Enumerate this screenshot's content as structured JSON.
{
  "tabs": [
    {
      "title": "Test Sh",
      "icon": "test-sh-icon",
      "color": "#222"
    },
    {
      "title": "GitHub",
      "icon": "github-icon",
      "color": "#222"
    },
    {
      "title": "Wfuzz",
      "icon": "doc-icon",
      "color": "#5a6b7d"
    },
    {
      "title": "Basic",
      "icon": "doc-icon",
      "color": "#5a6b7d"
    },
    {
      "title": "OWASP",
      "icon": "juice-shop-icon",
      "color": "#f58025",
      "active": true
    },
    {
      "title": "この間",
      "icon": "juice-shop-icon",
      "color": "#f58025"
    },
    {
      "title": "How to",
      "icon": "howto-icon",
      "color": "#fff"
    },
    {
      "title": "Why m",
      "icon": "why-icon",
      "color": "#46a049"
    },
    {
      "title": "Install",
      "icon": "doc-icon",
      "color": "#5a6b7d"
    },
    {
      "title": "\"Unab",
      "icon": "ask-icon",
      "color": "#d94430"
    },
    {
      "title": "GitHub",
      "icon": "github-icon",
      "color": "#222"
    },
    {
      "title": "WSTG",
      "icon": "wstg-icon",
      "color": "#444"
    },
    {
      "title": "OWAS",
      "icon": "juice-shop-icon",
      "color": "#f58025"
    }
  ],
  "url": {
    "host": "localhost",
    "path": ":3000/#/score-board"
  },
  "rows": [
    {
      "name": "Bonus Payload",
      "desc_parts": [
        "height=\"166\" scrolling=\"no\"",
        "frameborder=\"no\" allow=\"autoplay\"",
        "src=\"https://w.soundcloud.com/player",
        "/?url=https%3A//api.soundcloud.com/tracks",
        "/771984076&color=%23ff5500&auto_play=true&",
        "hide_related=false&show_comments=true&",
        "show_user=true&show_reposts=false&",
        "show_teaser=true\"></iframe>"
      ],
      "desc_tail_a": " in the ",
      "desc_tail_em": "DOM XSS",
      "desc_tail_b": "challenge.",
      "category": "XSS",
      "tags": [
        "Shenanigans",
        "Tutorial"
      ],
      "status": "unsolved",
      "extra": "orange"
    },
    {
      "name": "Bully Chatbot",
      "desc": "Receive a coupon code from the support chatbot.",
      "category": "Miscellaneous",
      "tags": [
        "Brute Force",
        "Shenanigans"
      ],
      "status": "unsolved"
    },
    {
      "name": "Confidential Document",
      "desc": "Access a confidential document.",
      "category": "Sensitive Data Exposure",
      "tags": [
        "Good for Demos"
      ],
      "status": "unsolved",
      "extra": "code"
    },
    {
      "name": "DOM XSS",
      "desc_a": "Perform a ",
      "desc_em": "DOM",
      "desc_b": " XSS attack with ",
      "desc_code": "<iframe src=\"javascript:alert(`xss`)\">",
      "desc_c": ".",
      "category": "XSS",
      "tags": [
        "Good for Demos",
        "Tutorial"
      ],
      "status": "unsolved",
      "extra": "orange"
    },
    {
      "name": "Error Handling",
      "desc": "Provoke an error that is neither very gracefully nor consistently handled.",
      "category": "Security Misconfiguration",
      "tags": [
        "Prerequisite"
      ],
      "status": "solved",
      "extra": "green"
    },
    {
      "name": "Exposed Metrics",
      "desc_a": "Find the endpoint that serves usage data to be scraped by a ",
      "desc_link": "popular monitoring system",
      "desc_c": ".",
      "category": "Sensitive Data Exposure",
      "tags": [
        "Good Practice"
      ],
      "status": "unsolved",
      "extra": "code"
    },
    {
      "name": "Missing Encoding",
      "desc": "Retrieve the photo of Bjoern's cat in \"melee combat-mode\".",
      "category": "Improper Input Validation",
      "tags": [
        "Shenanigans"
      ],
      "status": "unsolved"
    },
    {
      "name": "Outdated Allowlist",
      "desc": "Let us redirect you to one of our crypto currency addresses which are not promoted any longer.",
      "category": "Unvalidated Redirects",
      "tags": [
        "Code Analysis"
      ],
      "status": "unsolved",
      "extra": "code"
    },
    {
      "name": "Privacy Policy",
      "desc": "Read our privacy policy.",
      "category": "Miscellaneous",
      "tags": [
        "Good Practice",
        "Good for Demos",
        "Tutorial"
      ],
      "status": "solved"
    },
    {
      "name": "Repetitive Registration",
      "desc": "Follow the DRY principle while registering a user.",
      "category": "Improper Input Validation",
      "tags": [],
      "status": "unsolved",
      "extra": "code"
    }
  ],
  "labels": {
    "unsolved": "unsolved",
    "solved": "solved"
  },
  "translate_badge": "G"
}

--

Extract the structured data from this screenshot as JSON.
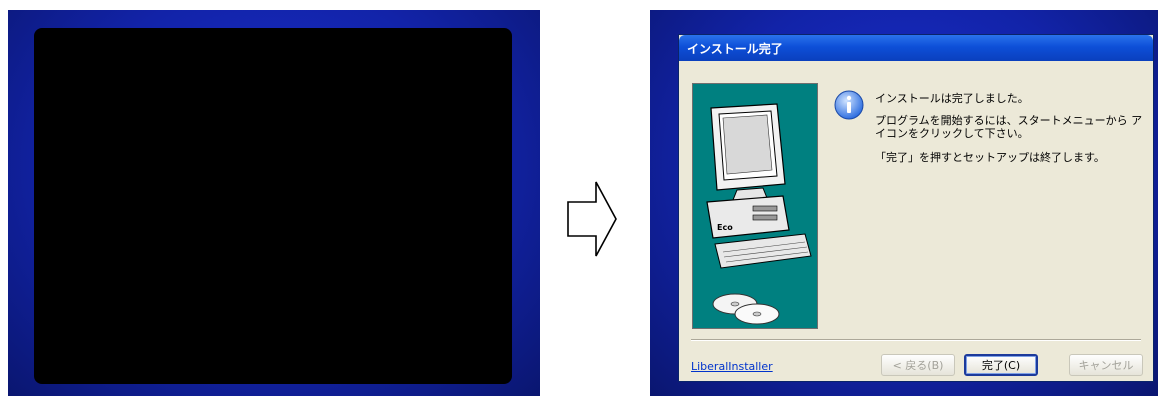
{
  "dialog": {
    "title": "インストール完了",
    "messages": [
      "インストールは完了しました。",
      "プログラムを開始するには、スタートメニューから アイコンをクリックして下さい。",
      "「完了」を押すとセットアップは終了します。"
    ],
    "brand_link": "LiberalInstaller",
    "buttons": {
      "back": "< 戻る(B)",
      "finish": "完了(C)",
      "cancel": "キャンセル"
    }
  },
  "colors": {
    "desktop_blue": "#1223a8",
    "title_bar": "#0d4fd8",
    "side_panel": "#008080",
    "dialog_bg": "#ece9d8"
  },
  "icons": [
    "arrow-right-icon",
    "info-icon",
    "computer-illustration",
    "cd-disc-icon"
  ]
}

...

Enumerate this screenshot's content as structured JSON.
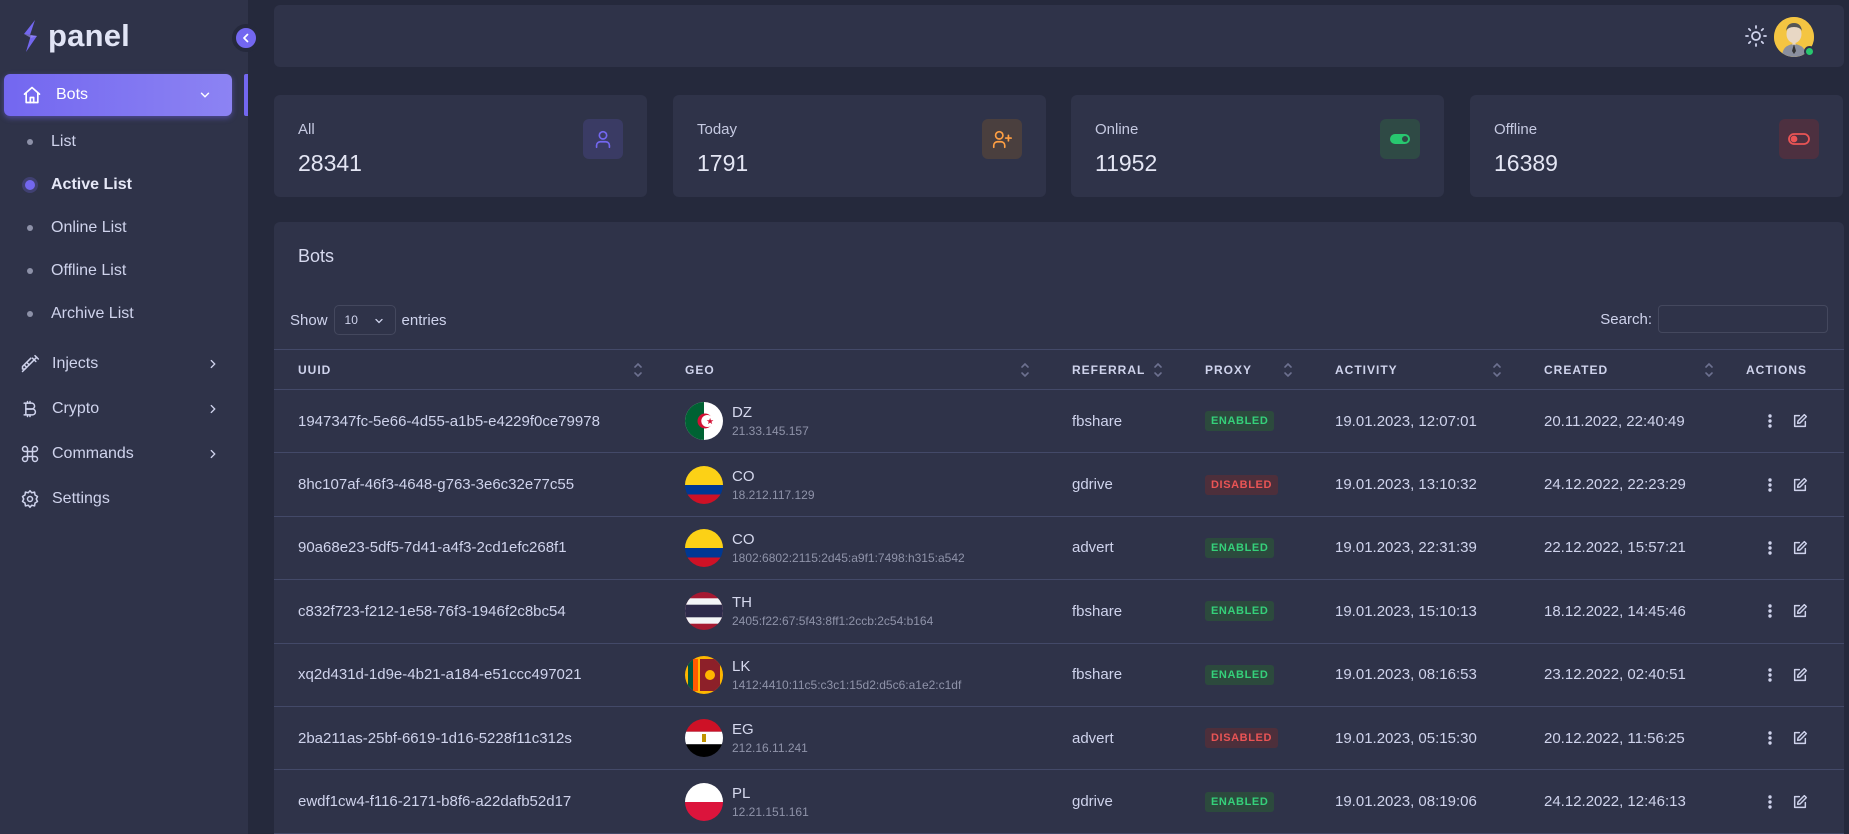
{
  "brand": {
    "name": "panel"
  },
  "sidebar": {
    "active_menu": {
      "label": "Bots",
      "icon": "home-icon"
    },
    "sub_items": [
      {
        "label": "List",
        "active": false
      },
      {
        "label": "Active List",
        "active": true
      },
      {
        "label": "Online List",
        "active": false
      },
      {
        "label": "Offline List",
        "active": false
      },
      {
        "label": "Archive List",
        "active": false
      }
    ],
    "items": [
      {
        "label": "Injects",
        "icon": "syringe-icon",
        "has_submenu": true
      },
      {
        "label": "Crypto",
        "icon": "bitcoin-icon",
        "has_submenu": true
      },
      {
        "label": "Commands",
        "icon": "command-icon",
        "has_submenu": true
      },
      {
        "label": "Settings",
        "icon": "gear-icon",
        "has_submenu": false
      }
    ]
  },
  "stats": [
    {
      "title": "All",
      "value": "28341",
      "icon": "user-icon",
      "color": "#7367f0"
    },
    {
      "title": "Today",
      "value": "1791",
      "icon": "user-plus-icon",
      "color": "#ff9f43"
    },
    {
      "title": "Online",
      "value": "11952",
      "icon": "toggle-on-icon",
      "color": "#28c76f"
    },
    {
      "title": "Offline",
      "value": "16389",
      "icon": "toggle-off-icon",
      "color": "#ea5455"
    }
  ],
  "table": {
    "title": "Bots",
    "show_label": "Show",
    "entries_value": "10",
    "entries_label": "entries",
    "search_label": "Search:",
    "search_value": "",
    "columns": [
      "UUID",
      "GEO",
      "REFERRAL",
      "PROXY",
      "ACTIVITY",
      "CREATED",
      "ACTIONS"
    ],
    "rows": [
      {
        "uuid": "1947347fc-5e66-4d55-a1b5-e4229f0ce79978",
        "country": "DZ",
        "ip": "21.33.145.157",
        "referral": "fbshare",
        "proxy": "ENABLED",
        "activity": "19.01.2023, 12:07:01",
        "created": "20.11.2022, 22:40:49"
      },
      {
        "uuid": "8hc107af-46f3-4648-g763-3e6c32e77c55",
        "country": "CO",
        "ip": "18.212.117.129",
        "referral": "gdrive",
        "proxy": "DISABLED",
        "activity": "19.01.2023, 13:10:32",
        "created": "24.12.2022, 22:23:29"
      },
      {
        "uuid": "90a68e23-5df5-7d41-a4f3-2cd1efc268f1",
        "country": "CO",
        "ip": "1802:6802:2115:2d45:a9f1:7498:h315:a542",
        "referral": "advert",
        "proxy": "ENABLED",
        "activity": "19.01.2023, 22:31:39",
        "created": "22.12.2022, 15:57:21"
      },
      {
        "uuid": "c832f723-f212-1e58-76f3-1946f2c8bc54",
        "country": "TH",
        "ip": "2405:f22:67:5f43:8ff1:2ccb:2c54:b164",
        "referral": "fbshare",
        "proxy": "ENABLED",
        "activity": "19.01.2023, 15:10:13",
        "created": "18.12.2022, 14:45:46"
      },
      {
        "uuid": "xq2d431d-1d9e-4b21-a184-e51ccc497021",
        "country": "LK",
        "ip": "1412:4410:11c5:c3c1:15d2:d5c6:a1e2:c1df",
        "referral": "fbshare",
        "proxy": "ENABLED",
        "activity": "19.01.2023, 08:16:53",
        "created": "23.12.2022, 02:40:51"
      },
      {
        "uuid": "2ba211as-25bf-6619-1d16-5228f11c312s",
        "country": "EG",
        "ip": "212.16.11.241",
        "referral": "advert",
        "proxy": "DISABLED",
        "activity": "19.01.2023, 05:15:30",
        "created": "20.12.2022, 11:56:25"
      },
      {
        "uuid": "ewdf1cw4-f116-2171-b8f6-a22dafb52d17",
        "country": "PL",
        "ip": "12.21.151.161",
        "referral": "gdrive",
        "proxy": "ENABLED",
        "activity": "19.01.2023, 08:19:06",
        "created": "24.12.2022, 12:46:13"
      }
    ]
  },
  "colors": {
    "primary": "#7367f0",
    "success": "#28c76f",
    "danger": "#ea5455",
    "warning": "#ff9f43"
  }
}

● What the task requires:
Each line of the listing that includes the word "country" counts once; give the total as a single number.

● Output for this task:
7